What basic pieces should every woman over 50 have in her closet?
ANN: A black pant, a great fitting pair of jeans, a blazer, a trench coat, a good-looking winter coat, a basic white shirt, a beautiful cashmere sweater and scarf, a great suit, a dress that can go from flats to heels, a black dress, a black pump, and I think everyone should have a black evening pump. They’re always sold out so when you find them, you should definitely buy them. Having the perfect flat, and finding a sneaker that works with pants and jeans is a trick. I just found a bootie from Veronica Beard and I ordered another pair in black because I can walk anywhere in them.

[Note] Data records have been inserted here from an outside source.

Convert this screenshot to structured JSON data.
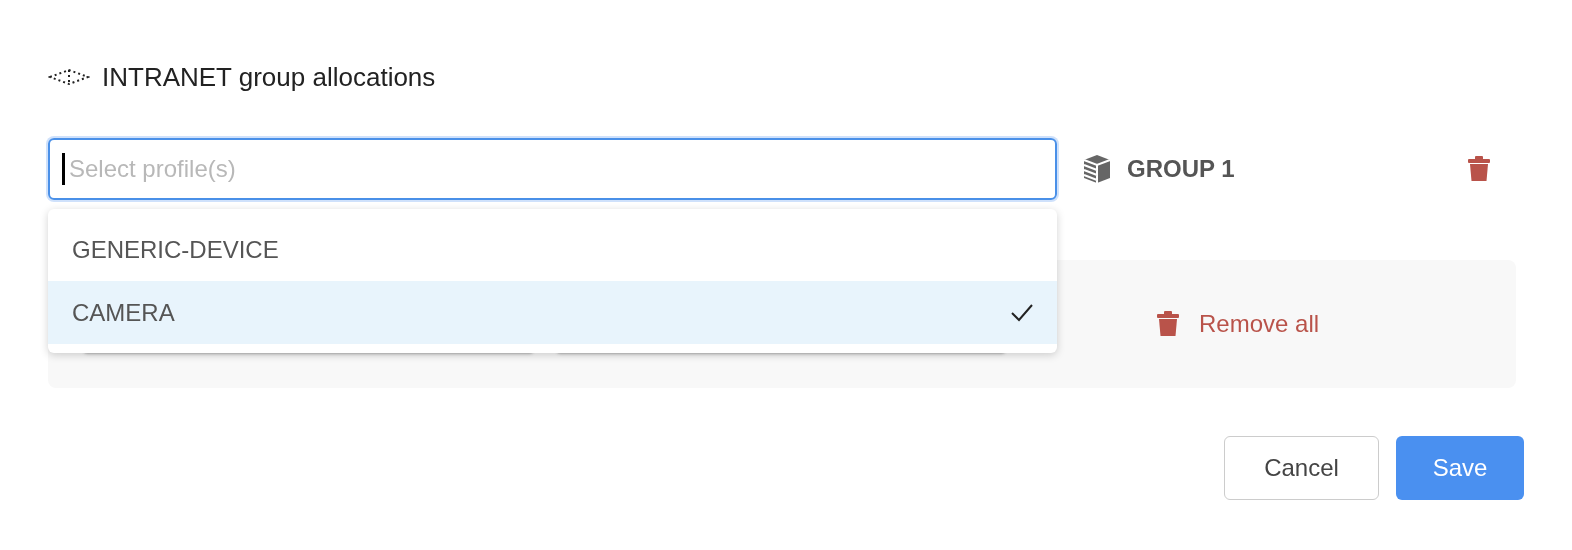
{
  "title": "INTRANET group allocations",
  "profile_select": {
    "placeholder": "Select profile(s)",
    "options": [
      {
        "label": "GENERIC-DEVICE",
        "selected": false
      },
      {
        "label": "CAMERA",
        "selected": true
      }
    ]
  },
  "group": {
    "label": "GROUP 1"
  },
  "remove_all": "Remove all",
  "buttons": {
    "cancel": "Cancel",
    "save": "Save"
  }
}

I think we need tall boots to wear with dresses, and a clutch is so important. Of course, everyone needs a great crossbody bag. It’s the most important bag to have now because we need our hands free, especially if you live in a city. All of these things you can interchange and wear with all of the other things you wind up adding to your wardrobe.
Photograph by Jenny Gage and Tom Betterton
BRENDA: I have things that have been in my wardrobe for thirty years but because they’re quality pieces I invested in, they haven’t gone out of style, and I can still wear them.
ANN: Me too. My best pieces are things I’ve had for a long time, even shoes. I think shoes were made so much better twenty years ago.
BRENDA: I had foot surgery to remove a blood clot from the arch of my foot caused by the arch in a pair of cowboy boots being too high. The surgery permanently messed up the nerves in the bottom of that foot, and I can no longer wear shoes with a heel, even a lot of flats I can’t wear, so I look for stylish sneakers and comfortable flats.
ANN: I’m going to tell you a secret. The most comfortable flats and sneakers are FitFlop.
They have these little ballerina flats. You’re going to put them on, and you’re never going to want to wear another flat from anyone else.
BRENDA: I’m in!
ANN: They have a sneaker, a plain white sneaker, and they have a knit one. They’re so light and made out of something sustainable. I love traveling with them.
BRENDA: Do you have a favorite go-to outfit?
ANN: In summer, I think my favorite is probably a dress with a sandal. Any other time of the year it’s great fitting jeans with a crisp white shirt or a navy cashmere sweater and maybe a blazer over it. Something clean and simple. The other night I wore black jeans with a black silk top from The Row and had this cashmere vest made by Dovima from Paris. It has a big collar, almost like a peacoat, but it’s a vest. Simple with a pair of boots and I was done. It was clean and sharp. I have Rag & Bone jeans that are a little cropped.
BRENDA: In April I’m taking nine women to Tuscany. I never check bags, and the last two times I went to Europe I took one carry-on and my Louis Vuitton weekender/duffle bag. I put all of my accessories and beauty products in the duffle and clothes in the carry-on. I try to pack so my tops work with pants and skirts, and I wear my bulkiest items so they don’t have to go in my luggage. Any suggestions for things I should pack?
ANN: You are amazing! I am the worst person to ask. I went to Florida for ten days and I had two huge pieces of T. Anthony luggage and a carry-on and when I came back… I had to pay for overage. One carry-on? I think I would die, honestly. My beauty supplies are like a carry-on suitcase. LOL! We need to forget that question.
BRENDA: I’ve loved our time together, Ann. Thank you so much.
ANN: Thank you for thinking of me.
Please leave me and Ann a comment or a question and then hop over to Cindy Hattersley’s blog and see who she’s featuring today
You’ve probably heard of REI, Backcountry and even Dick’s Sporting Goods as some great online retailers where you can…